As soon as they entered the straight the gap opened up. Kim Yong Geun took it and from there the race was won. The margin on the line was seven lengths but Power Blade wasn’t stretched. So superior he is to the rest of this crop, he could win by a margin of his choosing.

Just as in the Korean Derby, Zettabyte chased him home a distance 2nd, four lengths ahead of Baedari Bobae, who ran a big race in 3rd, finishing ahead of the tiring Ottug Ottugi.

Power Blade is trained by Kim Young Kwan, who records yet another Classic win and ridden by Kim Yong Geun. His next target will now surely have to be the Korea Cup International race over 1800M on September 11th where he can be tested against overseas horses.

J.S. Hold won a Triple Crown in Korea in 2007, however, great achievement though it was, it was before the current era of Seoul and Busan. Today in its 9th running, we got a true Triple Crown winner and his name is Power Blade.

The Minister’s Cup (KOR G2) – Seoul Racecourse – 2000M – July 17, 2016

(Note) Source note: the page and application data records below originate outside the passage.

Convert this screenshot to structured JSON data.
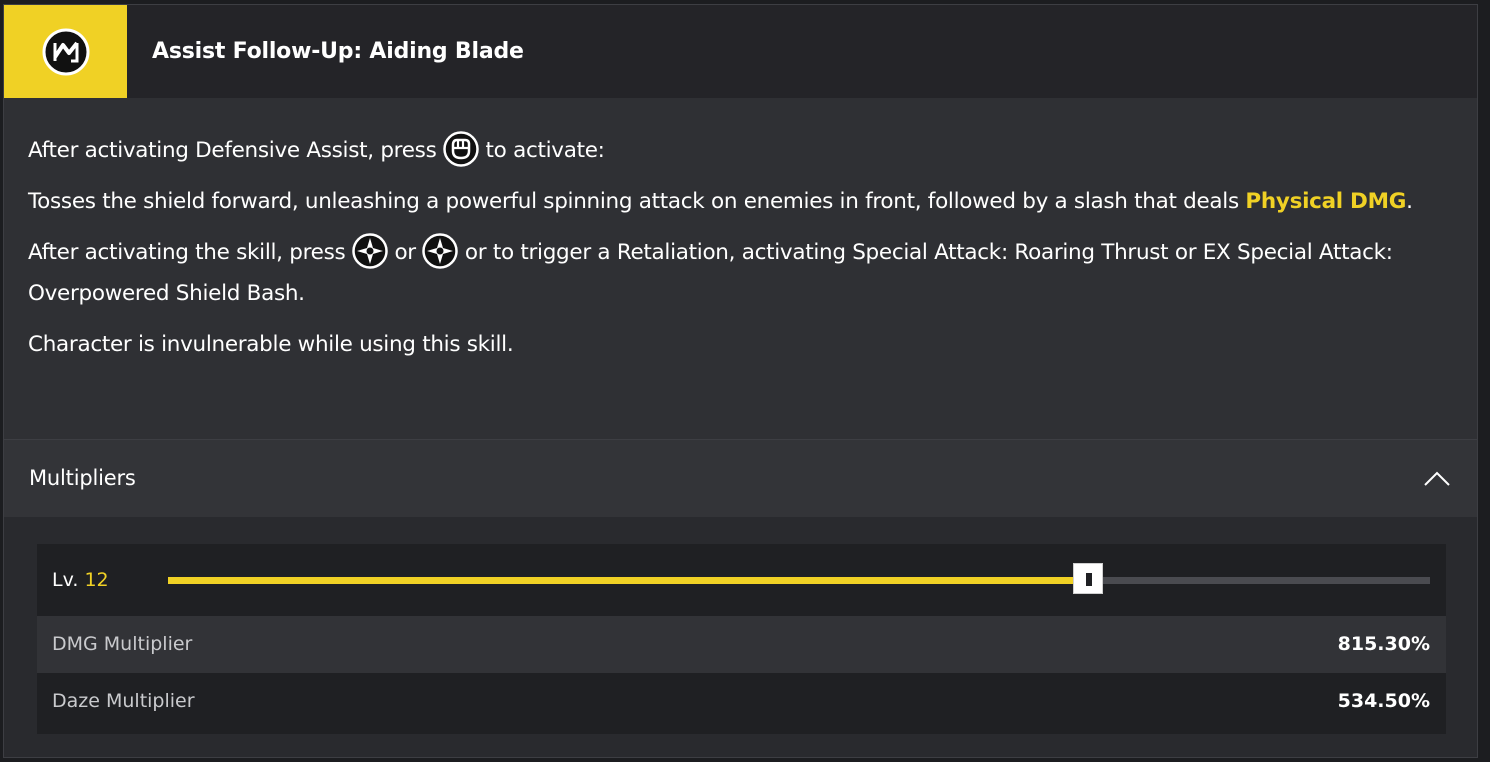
{
  "skill": {
    "icon": "assist-follow-up-icon",
    "title": "Assist Follow-Up: Aiding Blade"
  },
  "description": {
    "line1_before": "After activating Defensive Assist, press ",
    "line1_icon": "fist-button-icon",
    "line1_after": " to activate:",
    "line2_before": "Tosses the shield forward, unleashing a powerful spinning attack on enemies in front, followed by a slash that deals ",
    "line2_highlight": "Physical DMG",
    "line2_after": ".",
    "line3_before": "After activating the skill, press ",
    "line3_icon1": "special-attack-button-icon",
    "line3_mid": " or ",
    "line3_icon2": "special-attack-button-icon",
    "line3_after": " or to trigger a Retaliation, activating Special Attack: Roaring Thrust or EX Special Attack: Overpowered Shield Bash.",
    "line4": "Character is invulnerable while using this skill."
  },
  "multipliers": {
    "title": "Multipliers",
    "level_label": "Lv.",
    "level_value": "12",
    "level_fraction": 0.73,
    "rows": [
      {
        "label": "DMG Multiplier",
        "value": "815.30%"
      },
      {
        "label": "Daze Multiplier",
        "value": "534.50%"
      }
    ]
  },
  "colors": {
    "accent": "#f0d125",
    "background": "#2f3034",
    "header": "#242428"
  }
}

1. Power Blade (KOR) [Menifee – Cheonmacheong (Lost Mountain)] – Kim Yong Geun – 1.3, 1.0
2. Zettabyte (KOR) [Menifee – Fight Back (Sakura Seeking)] – Lim Sung Sil – 1.6
3. Baedari Bobae (KOR) [Colors Flying – Geumgang Gongwon (Pacificbounty)] – 5.2
Distances: 7 lengths / 4 lengths
Also Ran: 4. Ottug Ottugi 5. Stealth 6. Saeroun Stealth 7. Siseon Pochak 8. Kkeutpan Hero